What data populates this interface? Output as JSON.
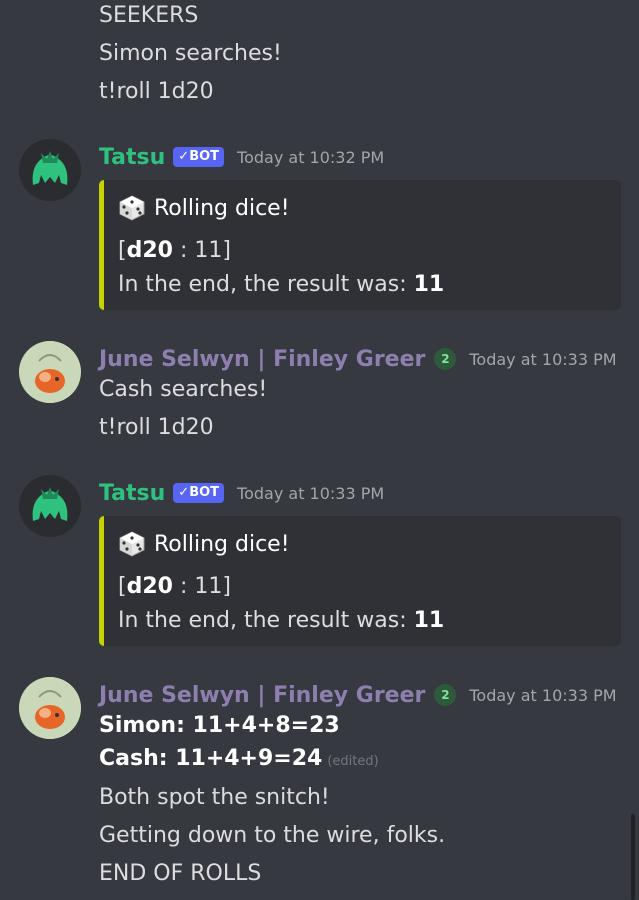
{
  "top_lines": [
    "SEEKERS",
    "Simon searches!",
    "t!roll 1d20"
  ],
  "messages": [
    {
      "author": "Tatsu",
      "bot_tag": "✓BOT",
      "timestamp": "Today at 10:32 PM",
      "embed": {
        "title": "Rolling dice!",
        "roll_prefix": "[",
        "roll_die": "d20",
        "roll_sep": " : ",
        "roll_value": "11",
        "roll_suffix": "]",
        "result_label": "In the end, the result was: ",
        "result_value": "11"
      }
    },
    {
      "author": "June Selwyn | Finley Greer",
      "role_badge": "2",
      "timestamp": "Today at 10:33 PM",
      "lines": [
        "Cash searches!",
        "t!roll 1d20"
      ]
    },
    {
      "author": "Tatsu",
      "bot_tag": "✓BOT",
      "timestamp": "Today at 10:33 PM",
      "embed": {
        "title": "Rolling dice!",
        "roll_prefix": "[",
        "roll_die": "d20",
        "roll_sep": " : ",
        "roll_value": "11",
        "roll_suffix": "]",
        "result_label": "In the end, the result was: ",
        "result_value": "11"
      }
    },
    {
      "author": "June Selwyn | Finley Greer",
      "role_badge": "2",
      "timestamp": "Today at 10:33 PM",
      "bold_lines": [
        "Simon: 11+4+8=23",
        "Cash: 11+4+9=24"
      ],
      "edited_label": "(edited)",
      "lines": [
        "Both spot the snitch!",
        "Getting down to the wire, folks.",
        "END OF ROLLS"
      ]
    }
  ],
  "colors": {
    "background": "#36393f",
    "embed_bg": "#2f3136",
    "embed_accent": "#c7d300",
    "tatsu_name": "#2ec27e",
    "june_name": "#8e7fb0",
    "bot_tag": "#5865f2"
  },
  "icons": {
    "dice": "game-die-icon",
    "role": "role-badge-icon"
  }
}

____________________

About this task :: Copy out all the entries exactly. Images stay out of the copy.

Answer section ::
What data populates this interface? Output as JSON.
{
  "top_lines": [
    "SEEKERS",
    "Simon searches!",
    "t!roll 1d20"
  ],
  "messages": [
    {
      "author": "Tatsu",
      "bot_tag": "✓BOT",
      "timestamp": "Today at 10:32 PM",
      "embed": {
        "title": "Rolling dice!",
        "roll_prefix": "[",
        "roll_die": "d20",
        "roll_sep": " : ",
        "roll_value": "11",
        "roll_suffix": "]",
        "result_label": "In the end, the result was: ",
        "result_value": "11"
      }
    },
    {
      "author": "June Selwyn | Finley Greer",
      "role_badge": "2",
      "timestamp": "Today at 10:33 PM",
      "lines": [
        "Cash searches!",
        "t!roll 1d20"
      ]
    },
    {
      "author": "Tatsu",
      "bot_tag": "✓BOT",
      "timestamp": "Today at 10:33 PM",
      "embed": {
        "title": "Rolling dice!",
        "roll_prefix": "[",
        "roll_die": "d20",
        "roll_sep": " : ",
        "roll_value": "11",
        "roll_suffix": "]",
        "result_label": "In the end, the result was: ",
        "result_value": "11"
      }
    },
    {
      "author": "June Selwyn | Finley Greer",
      "role_badge": "2",
      "timestamp": "Today at 10:33 PM",
      "bold_lines": [
        "Simon: 11+4+8=23",
        "Cash: 11+4+9=24"
      ],
      "edited_label": "(edited)",
      "lines": [
        "Both spot the snitch!",
        "Getting down to the wire, folks.",
        "END OF ROLLS"
      ]
    }
  ],
  "colors": {
    "background": "#36393f",
    "embed_bg": "#2f3136",
    "embed_accent": "#c7d300",
    "tatsu_name": "#2ec27e",
    "june_name": "#8e7fb0",
    "bot_tag": "#5865f2"
  },
  "icons": {
    "dice": "game-die-icon",
    "role": "role-badge-icon"
  }
}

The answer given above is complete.